╔══

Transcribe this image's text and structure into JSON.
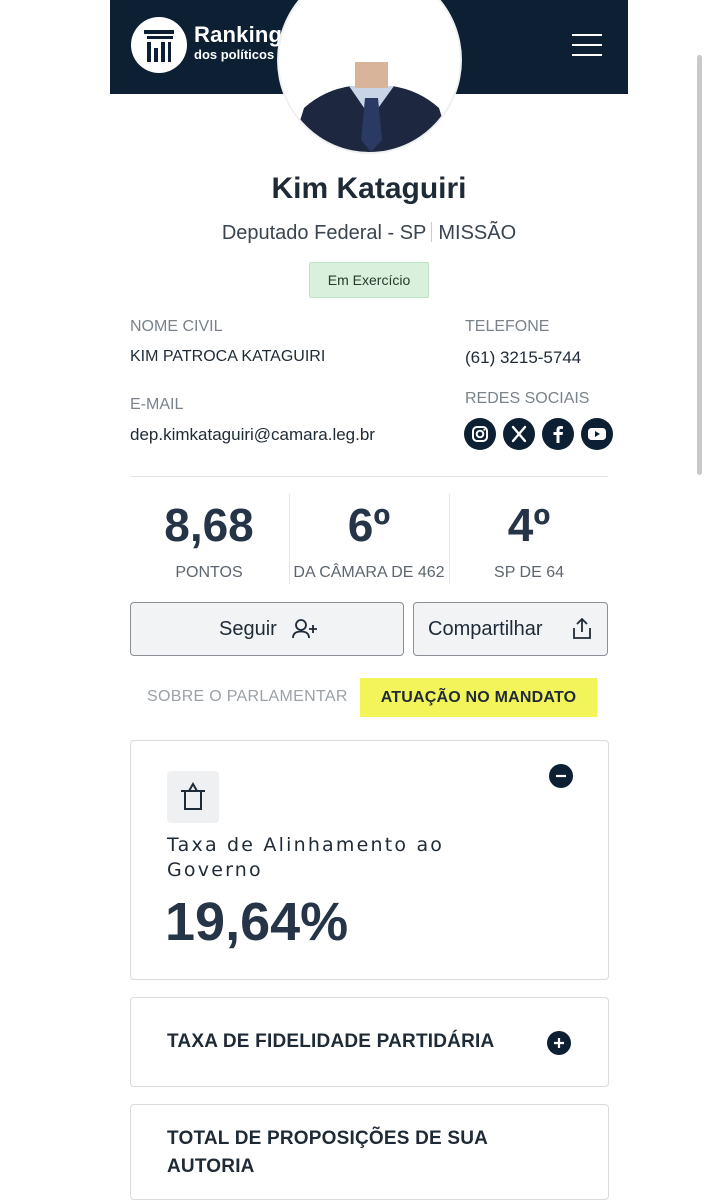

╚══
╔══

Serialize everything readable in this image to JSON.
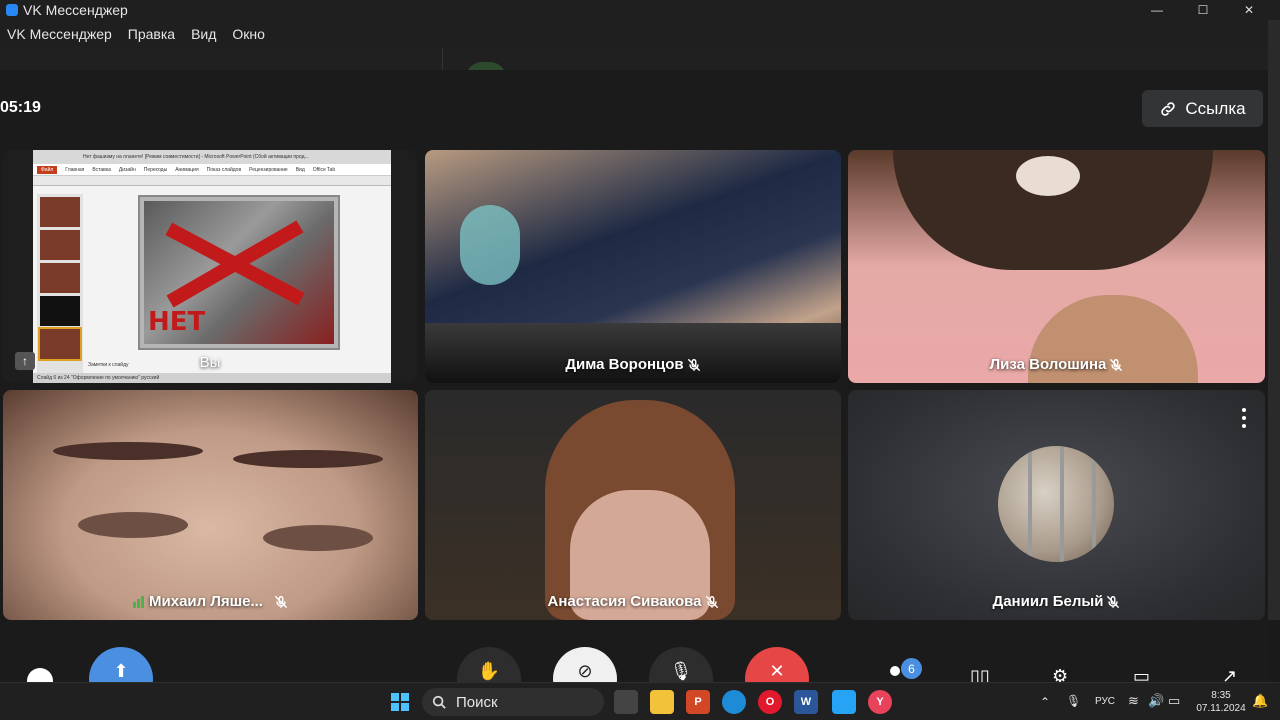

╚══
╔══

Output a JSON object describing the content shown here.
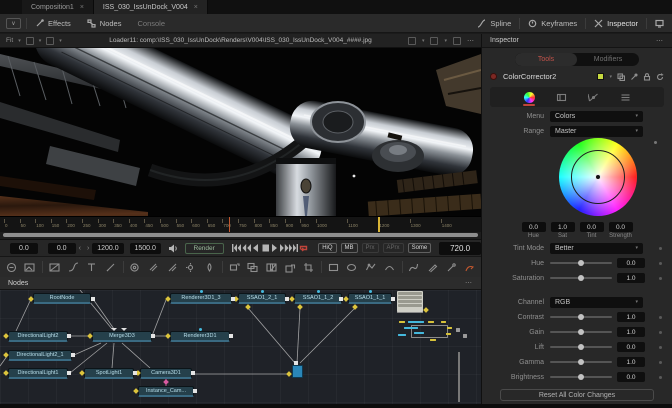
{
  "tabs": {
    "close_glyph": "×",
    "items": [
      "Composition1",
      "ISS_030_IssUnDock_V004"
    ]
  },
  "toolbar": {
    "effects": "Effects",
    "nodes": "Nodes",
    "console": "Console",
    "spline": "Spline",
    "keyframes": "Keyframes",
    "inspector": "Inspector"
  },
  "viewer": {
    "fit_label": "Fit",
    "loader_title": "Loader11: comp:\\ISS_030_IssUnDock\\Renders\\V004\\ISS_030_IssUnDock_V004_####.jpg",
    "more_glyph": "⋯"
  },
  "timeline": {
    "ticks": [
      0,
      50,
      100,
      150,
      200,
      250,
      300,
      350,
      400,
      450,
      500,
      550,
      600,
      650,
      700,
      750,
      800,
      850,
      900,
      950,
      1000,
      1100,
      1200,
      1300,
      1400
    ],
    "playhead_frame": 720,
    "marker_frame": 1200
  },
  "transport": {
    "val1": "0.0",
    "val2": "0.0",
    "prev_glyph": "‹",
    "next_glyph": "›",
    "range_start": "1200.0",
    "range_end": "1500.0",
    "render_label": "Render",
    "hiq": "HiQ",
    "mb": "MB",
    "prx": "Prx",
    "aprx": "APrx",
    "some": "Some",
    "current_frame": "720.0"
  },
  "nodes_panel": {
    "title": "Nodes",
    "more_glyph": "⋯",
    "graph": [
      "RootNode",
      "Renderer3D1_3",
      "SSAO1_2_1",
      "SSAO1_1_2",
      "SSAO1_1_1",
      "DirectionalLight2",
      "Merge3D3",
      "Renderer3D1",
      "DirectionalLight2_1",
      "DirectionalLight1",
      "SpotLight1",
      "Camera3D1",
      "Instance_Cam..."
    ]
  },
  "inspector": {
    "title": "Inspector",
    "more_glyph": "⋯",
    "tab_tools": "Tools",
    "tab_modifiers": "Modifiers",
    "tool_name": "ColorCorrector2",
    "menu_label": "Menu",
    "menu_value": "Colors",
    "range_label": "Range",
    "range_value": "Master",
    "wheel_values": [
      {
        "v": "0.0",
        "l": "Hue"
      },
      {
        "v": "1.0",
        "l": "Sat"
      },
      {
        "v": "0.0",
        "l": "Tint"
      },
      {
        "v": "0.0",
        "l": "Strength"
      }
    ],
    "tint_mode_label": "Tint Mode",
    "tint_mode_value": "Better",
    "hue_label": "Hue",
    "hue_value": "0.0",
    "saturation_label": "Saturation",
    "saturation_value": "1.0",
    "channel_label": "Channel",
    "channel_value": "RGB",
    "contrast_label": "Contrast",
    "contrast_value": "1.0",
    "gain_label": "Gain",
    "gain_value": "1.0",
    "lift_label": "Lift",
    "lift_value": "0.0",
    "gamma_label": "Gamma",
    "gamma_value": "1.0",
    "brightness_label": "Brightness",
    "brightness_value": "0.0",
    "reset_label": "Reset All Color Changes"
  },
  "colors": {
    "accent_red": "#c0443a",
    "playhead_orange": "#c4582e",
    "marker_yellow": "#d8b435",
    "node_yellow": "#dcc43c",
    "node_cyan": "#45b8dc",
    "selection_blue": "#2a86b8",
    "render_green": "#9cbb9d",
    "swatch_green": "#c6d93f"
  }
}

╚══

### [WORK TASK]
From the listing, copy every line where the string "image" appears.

### [WRITTEN SOLUTION]
Transcribe this image's text and structure into JSON.
Serialize everything readable in this image to JSON.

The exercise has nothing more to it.